[Web page and app entries]
═══

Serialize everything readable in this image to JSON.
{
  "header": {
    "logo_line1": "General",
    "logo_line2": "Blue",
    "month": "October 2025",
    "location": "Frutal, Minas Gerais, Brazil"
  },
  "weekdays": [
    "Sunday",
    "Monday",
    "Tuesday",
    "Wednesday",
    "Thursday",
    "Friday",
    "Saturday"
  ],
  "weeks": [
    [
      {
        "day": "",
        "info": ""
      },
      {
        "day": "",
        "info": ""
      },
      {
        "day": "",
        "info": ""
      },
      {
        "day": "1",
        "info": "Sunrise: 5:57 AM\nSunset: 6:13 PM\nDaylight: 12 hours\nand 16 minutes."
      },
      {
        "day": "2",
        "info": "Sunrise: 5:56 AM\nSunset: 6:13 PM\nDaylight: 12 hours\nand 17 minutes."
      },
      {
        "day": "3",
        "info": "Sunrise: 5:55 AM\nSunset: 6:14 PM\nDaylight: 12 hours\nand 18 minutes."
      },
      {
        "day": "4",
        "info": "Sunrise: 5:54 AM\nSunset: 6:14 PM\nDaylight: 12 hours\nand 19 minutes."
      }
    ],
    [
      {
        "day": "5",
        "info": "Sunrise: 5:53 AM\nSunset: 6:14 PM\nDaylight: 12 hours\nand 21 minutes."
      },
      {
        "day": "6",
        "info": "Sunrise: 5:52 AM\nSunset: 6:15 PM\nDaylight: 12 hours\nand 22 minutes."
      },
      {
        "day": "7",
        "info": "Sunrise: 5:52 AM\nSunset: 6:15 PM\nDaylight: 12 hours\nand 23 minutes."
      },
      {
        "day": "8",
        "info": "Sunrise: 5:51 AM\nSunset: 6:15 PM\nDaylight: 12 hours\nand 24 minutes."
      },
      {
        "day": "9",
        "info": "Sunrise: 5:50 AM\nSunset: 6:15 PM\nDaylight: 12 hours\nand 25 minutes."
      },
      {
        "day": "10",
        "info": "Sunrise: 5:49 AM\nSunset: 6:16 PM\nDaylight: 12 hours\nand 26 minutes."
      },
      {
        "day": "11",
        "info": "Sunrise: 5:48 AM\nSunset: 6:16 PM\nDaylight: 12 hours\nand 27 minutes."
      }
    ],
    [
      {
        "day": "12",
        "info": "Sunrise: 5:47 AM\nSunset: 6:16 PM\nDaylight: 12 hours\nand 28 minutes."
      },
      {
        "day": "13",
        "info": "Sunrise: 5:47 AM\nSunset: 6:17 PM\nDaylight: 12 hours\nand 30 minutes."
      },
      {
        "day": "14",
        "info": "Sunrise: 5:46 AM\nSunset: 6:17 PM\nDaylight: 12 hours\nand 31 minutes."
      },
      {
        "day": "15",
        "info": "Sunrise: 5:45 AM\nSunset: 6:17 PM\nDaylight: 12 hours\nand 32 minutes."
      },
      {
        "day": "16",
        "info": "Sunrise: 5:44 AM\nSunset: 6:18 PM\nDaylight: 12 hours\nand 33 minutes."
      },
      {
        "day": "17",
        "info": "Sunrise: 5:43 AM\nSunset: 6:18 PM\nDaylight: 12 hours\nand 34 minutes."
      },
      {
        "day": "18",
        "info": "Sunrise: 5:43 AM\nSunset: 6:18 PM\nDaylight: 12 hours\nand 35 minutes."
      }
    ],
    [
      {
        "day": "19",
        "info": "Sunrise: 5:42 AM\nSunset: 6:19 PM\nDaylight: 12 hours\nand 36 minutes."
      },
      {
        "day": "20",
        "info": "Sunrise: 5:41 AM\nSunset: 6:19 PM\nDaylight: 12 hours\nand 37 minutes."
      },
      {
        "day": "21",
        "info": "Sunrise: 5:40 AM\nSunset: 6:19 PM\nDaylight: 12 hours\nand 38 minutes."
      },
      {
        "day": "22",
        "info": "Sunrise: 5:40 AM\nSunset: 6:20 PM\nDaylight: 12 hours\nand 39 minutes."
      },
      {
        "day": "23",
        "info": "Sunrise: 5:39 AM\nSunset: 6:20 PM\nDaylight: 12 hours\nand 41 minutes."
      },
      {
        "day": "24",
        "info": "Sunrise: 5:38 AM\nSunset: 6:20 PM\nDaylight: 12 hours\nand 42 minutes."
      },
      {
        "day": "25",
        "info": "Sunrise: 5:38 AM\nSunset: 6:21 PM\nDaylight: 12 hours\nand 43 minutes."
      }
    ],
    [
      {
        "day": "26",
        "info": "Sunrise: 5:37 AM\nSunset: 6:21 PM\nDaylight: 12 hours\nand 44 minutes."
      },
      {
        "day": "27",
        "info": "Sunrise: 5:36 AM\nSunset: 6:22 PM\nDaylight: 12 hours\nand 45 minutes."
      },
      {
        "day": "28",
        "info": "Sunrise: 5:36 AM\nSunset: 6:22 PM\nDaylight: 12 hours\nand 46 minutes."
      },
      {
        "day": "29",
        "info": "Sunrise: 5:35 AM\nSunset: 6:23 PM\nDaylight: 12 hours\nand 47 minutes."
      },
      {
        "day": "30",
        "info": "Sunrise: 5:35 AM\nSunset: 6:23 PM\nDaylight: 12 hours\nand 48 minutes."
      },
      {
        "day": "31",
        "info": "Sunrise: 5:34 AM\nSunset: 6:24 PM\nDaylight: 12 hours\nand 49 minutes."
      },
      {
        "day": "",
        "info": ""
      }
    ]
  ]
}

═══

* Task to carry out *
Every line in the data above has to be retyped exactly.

* Response to the task *
Serialize everything readable in this image to JSON.
{
  "header": {
    "logo_line1": "General",
    "logo_line2": "Blue",
    "month": "October 2025",
    "location": "Frutal, Minas Gerais, Brazil"
  },
  "weekdays": [
    "Sunday",
    "Monday",
    "Tuesday",
    "Wednesday",
    "Thursday",
    "Friday",
    "Saturday"
  ],
  "weeks": [
    [
      {
        "day": "",
        "info": ""
      },
      {
        "day": "",
        "info": ""
      },
      {
        "day": "",
        "info": ""
      },
      {
        "day": "1",
        "info": "Sunrise: 5:57 AM\nSunset: 6:13 PM\nDaylight: 12 hours\nand 16 minutes."
      },
      {
        "day": "2",
        "info": "Sunrise: 5:56 AM\nSunset: 6:13 PM\nDaylight: 12 hours\nand 17 minutes."
      },
      {
        "day": "3",
        "info": "Sunrise: 5:55 AM\nSunset: 6:14 PM\nDaylight: 12 hours\nand 18 minutes."
      },
      {
        "day": "4",
        "info": "Sunrise: 5:54 AM\nSunset: 6:14 PM\nDaylight: 12 hours\nand 19 minutes."
      }
    ],
    [
      {
        "day": "5",
        "info": "Sunrise: 5:53 AM\nSunset: 6:14 PM\nDaylight: 12 hours\nand 21 minutes."
      },
      {
        "day": "6",
        "info": "Sunrise: 5:52 AM\nSunset: 6:15 PM\nDaylight: 12 hours\nand 22 minutes."
      },
      {
        "day": "7",
        "info": "Sunrise: 5:52 AM\nSunset: 6:15 PM\nDaylight: 12 hours\nand 23 minutes."
      },
      {
        "day": "8",
        "info": "Sunrise: 5:51 AM\nSunset: 6:15 PM\nDaylight: 12 hours\nand 24 minutes."
      },
      {
        "day": "9",
        "info": "Sunrise: 5:50 AM\nSunset: 6:15 PM\nDaylight: 12 hours\nand 25 minutes."
      },
      {
        "day": "10",
        "info": "Sunrise: 5:49 AM\nSunset: 6:16 PM\nDaylight: 12 hours\nand 26 minutes."
      },
      {
        "day": "11",
        "info": "Sunrise: 5:48 AM\nSunset: 6:16 PM\nDaylight: 12 hours\nand 27 minutes."
      }
    ],
    [
      {
        "day": "12",
        "info": "Sunrise: 5:47 AM\nSunset: 6:16 PM\nDaylight: 12 hours\nand 28 minutes."
      },
      {
        "day": "13",
        "info": "Sunrise: 5:47 AM\nSunset: 6:17 PM\nDaylight: 12 hours\nand 30 minutes."
      },
      {
        "day": "14",
        "info": "Sunrise: 5:46 AM\nSunset: 6:17 PM\nDaylight: 12 hours\nand 31 minutes."
      },
      {
        "day": "15",
        "info": "Sunrise: 5:45 AM\nSunset: 6:17 PM\nDaylight: 12 hours\nand 32 minutes."
      },
      {
        "day": "16",
        "info": "Sunrise: 5:44 AM\nSunset: 6:18 PM\nDaylight: 12 hours\nand 33 minutes."
      },
      {
        "day": "17",
        "info": "Sunrise: 5:43 AM\nSunset: 6:18 PM\nDaylight: 12 hours\nand 34 minutes."
      },
      {
        "day": "18",
        "info": "Sunrise: 5:43 AM\nSunset: 6:18 PM\nDaylight: 12 hours\nand 35 minutes."
      }
    ],
    [
      {
        "day": "19",
        "info": "Sunrise: 5:42 AM\nSunset: 6:19 PM\nDaylight: 12 hours\nand 36 minutes."
      },
      {
        "day": "20",
        "info": "Sunrise: 5:41 AM\nSunset: 6:19 PM\nDaylight: 12 hours\nand 37 minutes."
      },
      {
        "day": "21",
        "info": "Sunrise: 5:40 AM\nSunset: 6:19 PM\nDaylight: 12 hours\nand 38 minutes."
      },
      {
        "day": "22",
        "info": "Sunrise: 5:40 AM\nSunset: 6:20 PM\nDaylight: 12 hours\nand 39 minutes."
      },
      {
        "day": "23",
        "info": "Sunrise: 5:39 AM\nSunset: 6:20 PM\nDaylight: 12 hours\nand 41 minutes."
      },
      {
        "day": "24",
        "info": "Sunrise: 5:38 AM\nSunset: 6:20 PM\nDaylight: 12 hours\nand 42 minutes."
      },
      {
        "day": "25",
        "info": "Sunrise: 5:38 AM\nSunset: 6:21 PM\nDaylight: 12 hours\nand 43 minutes."
      }
    ],
    [
      {
        "day": "26",
        "info": "Sunrise: 5:37 AM\nSunset: 6:21 PM\nDaylight: 12 hours\nand 44 minutes."
      },
      {
        "day": "27",
        "info": "Sunrise: 5:36 AM\nSunset: 6:22 PM\nDaylight: 12 hours\nand 45 minutes."
      },
      {
        "day": "28",
        "info": "Sunrise: 5:36 AM\nSunset: 6:22 PM\nDaylight: 12 hours\nand 46 minutes."
      },
      {
        "day": "29",
        "info": "Sunrise: 5:35 AM\nSunset: 6:23 PM\nDaylight: 12 hours\nand 47 minutes."
      },
      {
        "day": "30",
        "info": "Sunrise: 5:35 AM\nSunset: 6:23 PM\nDaylight: 12 hours\nand 48 minutes."
      },
      {
        "day": "31",
        "info": "Sunrise: 5:34 AM\nSunset: 6:24 PM\nDaylight: 12 hours\nand 49 minutes."
      },
      {
        "day": "",
        "info": ""
      }
    ]
  ]
}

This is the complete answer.